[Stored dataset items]
►

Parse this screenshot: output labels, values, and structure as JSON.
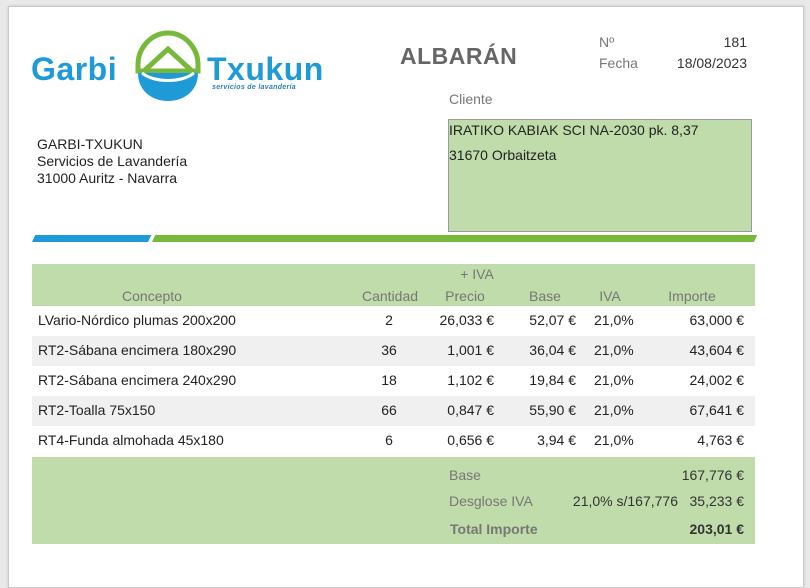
{
  "brand": {
    "word_left": "Garbi",
    "word_right": "Txukun",
    "tagline": "servicios de lavandería",
    "colors": {
      "blue": "#1e9bd7",
      "green": "#78b83a",
      "panel_green": "#bfdcaa"
    }
  },
  "doc": {
    "title": "ALBARÁN",
    "number_label": "Nº",
    "number": "181",
    "date_label": "Fecha",
    "date": "18/08/2023"
  },
  "issuer": {
    "name": "GARBI-TXUKUN",
    "line1": "Servicios de Lavandería",
    "line2": "31000 Auritz - Navarra"
  },
  "client": {
    "label": "Cliente",
    "line1": "IRATIKO KABIAK SCI NA-2030 pk. 8,37",
    "line2": "31670 Orbaitzeta"
  },
  "table": {
    "headers": {
      "concepto": "Concepto",
      "cantidad": "Cantidad",
      "iva_note": "+ IVA",
      "precio": "Precio",
      "base": "Base",
      "iva": "IVA",
      "importe": "Importe"
    },
    "rows": [
      {
        "concepto": "LVario-Nórdico plumas 200x200",
        "cantidad": "2",
        "precio": "26,033 €",
        "base": "52,07 €",
        "iva": "21,0%",
        "importe": "63,000 €"
      },
      {
        "concepto": "RT2-Sábana encimera 180x290",
        "cantidad": "36",
        "precio": "1,001 €",
        "base": "36,04 €",
        "iva": "21,0%",
        "importe": "43,604 €"
      },
      {
        "concepto": "RT2-Sábana encimera 240x290",
        "cantidad": "18",
        "precio": "1,102 €",
        "base": "19,84 €",
        "iva": "21,0%",
        "importe": "24,002 €"
      },
      {
        "concepto": "RT2-Toalla 75x150",
        "cantidad": "66",
        "precio": "0,847 €",
        "base": "55,90 €",
        "iva": "21,0%",
        "importe": "67,641 €"
      },
      {
        "concepto": "RT4-Funda almohada 45x180",
        "cantidad": "6",
        "precio": "0,656 €",
        "base": "3,94 €",
        "iva": "21,0%",
        "importe": "4,763 €"
      }
    ]
  },
  "totals": {
    "base_label": "Base",
    "base_value": "167,776 €",
    "desglose_label": "Desglose IVA",
    "desglose_detail": "21,0% s/167,776",
    "desglose_value": "35,233 €",
    "total_label": "Total Importe",
    "total_value": "203,01 €"
  }
}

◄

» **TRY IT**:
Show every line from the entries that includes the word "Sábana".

» **EXERCISE RESPONSE**:
        "concepto": "RT2-Sábana encimera 180x290",
        "concepto": "RT2-Sábana encimera 240x290",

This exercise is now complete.